from the Sioux City Journal March 11, 2007
developer, engineers cited for water quality
SPIRIT LAKE, Iowa -- They took the statewide lead studying and promoting Low Impact Development techniques to enhance water quality, and now builders and engineers in the Iowa Great Lakes are being recognized for innovative storm water management in the field.
August "Auggie" Scheppmann, who has constructed residential subdivisions for 50 years, was recently honored at the 2007 Iowa Stormwater Conference in Altoona by the Iowa Association of Municipal Utilities for his outstanding performance protecting and improving urban water quality.
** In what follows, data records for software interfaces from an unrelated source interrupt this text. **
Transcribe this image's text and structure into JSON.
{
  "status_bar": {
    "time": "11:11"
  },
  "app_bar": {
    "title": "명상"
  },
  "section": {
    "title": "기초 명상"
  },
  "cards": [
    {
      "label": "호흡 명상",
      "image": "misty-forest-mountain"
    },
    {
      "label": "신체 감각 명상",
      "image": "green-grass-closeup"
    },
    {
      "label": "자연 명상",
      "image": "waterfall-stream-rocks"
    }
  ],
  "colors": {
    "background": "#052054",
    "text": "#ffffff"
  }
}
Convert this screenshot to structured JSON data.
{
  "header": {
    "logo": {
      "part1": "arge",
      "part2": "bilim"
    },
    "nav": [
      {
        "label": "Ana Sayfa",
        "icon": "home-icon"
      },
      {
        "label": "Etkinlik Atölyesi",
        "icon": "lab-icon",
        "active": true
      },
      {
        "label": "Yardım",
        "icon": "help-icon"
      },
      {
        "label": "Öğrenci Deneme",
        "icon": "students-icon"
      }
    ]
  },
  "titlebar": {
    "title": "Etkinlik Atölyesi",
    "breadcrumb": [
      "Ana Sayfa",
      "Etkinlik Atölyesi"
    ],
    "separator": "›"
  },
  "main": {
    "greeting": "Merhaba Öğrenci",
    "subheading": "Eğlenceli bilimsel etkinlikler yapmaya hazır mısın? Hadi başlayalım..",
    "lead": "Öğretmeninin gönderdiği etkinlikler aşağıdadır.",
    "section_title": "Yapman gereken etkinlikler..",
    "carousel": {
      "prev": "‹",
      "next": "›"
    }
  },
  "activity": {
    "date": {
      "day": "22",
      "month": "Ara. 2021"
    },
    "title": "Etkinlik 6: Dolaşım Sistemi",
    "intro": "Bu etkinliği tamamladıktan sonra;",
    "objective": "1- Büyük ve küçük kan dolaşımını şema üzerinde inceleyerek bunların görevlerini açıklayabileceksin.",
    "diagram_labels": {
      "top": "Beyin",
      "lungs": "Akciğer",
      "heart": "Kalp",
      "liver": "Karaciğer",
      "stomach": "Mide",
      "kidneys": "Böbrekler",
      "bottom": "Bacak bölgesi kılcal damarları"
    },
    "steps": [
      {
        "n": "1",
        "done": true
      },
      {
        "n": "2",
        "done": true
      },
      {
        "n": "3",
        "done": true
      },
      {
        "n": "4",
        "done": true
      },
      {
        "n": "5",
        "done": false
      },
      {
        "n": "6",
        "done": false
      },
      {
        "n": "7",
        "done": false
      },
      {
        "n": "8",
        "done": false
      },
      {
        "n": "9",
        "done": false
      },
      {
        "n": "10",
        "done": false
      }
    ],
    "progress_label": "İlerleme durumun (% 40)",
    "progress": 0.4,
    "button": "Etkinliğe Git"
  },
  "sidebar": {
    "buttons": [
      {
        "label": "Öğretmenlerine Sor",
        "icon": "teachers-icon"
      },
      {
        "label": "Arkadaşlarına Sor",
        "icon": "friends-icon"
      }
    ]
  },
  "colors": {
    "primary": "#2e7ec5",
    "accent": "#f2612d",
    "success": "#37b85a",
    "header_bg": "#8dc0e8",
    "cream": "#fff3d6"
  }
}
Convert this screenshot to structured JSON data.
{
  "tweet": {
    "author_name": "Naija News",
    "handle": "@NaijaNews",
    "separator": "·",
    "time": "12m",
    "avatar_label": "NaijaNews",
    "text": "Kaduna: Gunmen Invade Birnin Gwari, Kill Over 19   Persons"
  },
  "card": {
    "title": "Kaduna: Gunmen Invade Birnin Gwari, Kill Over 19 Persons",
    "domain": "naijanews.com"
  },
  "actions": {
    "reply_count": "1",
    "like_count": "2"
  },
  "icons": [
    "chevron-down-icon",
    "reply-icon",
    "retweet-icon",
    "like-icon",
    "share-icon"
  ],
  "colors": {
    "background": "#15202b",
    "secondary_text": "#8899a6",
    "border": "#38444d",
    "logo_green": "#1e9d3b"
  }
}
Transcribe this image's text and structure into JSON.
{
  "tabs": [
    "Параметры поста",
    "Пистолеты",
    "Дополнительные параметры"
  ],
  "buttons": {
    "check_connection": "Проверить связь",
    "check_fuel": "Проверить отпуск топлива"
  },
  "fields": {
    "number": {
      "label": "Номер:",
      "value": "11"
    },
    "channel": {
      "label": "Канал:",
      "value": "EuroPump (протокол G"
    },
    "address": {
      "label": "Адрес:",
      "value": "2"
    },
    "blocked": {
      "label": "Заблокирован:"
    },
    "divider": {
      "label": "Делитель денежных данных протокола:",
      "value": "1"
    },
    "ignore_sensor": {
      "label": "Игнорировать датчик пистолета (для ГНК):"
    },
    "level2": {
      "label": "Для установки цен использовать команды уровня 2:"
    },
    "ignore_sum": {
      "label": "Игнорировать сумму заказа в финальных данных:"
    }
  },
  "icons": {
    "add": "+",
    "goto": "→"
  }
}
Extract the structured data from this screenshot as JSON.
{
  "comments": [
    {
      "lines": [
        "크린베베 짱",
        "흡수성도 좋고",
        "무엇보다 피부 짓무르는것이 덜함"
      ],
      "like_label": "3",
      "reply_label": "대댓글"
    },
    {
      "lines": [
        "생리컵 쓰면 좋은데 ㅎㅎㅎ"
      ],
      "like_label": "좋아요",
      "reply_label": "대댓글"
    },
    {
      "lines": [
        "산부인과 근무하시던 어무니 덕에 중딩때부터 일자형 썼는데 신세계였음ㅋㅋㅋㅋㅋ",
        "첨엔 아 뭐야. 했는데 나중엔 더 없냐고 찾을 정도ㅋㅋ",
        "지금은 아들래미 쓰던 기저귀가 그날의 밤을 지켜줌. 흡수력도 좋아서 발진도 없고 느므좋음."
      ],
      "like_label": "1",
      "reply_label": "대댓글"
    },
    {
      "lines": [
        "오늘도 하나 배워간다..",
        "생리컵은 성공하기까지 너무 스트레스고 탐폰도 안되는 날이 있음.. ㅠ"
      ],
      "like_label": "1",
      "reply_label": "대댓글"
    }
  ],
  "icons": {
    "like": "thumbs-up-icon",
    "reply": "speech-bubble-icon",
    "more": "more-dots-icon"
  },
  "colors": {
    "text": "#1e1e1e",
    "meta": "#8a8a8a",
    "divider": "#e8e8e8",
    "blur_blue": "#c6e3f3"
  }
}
Scheppmann was the guest of honor Thursday at the Iowa State University Extension office in Spirit Lake where he and other award recipients addressed the public. Steve Anderson, coordinator of the Dickinson County Clean Water Alliance, thanked Scheppmann for his leadership in bringing LID techniques into housing and industrial developments in the lakes area.
"Auggie has shown the bravery to view storm water not as waste but as a valuable resource," Anderson said. "He has helped enhance water quality in our lakes with innovative construction techniques."
Scheppmann incorporated LID principles in his last four development projects. At the Spirit Lake Industrial Park, he built detention ponds to hold storm water run-off and filter pollutants from rooftops and parking lots.
At his Silver Shores residential subdivision on Silver Lake near Lake Park, Scheppmann diverted the project's entire drainage to restored wetlands, protecting an already established wetland from storm water run-off. Similar techniques were employed at a second Silver Lake residential development, West Bay.
At his newest project, the Southern Glen housing subdivision on the southwest edge of Spirit Lake, Scheppmann constructed narrowed streets with boulevards. Storm water drains to rock infiltration trenches in the middle of the boulevards, with overflow drains directed into rain gardens, which in turn overflow to sediment basins and grassed waterways before entering a drainage creek to East Lake Okoboji. The property has several drainage ways with rock check dams to slow water and encourage infiltration.
"I just want to acknowledge all the people we've had an opportunity to work with, including the city councils that have adopted LID practices into their ordinances," Scheppmann said. "We've had to change the way we look at managing storm water, and the changes are good."
Others lauded for water work
Also recognized this week were commissioners of the Dickinson County Soil and Water Conservation District for their work in securing grant monies for the series of seminars conducted in Dickinson County in 2004-05 by leading LID practitioners from around the country. It was through these seminars city and county government leaders, conservation groups and individuals, developers, engineers and design professionals embraced LID practices.
The Dickinson SWCD was also cited for installing LID demonstration sites in several lakes communities and for creating a local cost-share program for retrofitting existing sites in ways that reduce the volume of storm water run-off and protect water quality.
"We appreciate the community we live in and the people for being involved in new ideas and concepts," said commission chairman Mark Ingwersen.
A pair of Dickinson County engineers was also honored. Brad Beck of Beck Engineering of Spirit Lake was recognized for his collaboration with Matthew Fair Jones of Fair Design, LLC of Minneapolis in the design and construction of a water quality project at the Arnolds Park Amusement Park. Featuring bio-retention cells, pervious concrete, modular paver blocks and infiltration-based practices that intercept and treat run-off from the four-acre parking lot, the project removes pollutant loads and reduces the volume of run-off into West Lake Okoboji. An estimated 1 million visitors will tour the site and learn about LID principles at an educational plaza on their way to the park.
Jeff Rose of Jacobson-Westergard & Associates, Inc. of Spirit Lake and Estherville was cited for his work with Arnolds Park officials on several LID demonstration projects. Rose designed bio-retention basins at the city baseball field and a new townhouse complex above Minnewashta Lake, a bio-retention cell to mitigate run-off from a new condo development and a rain garden at the Spirit Lake High School parking lot.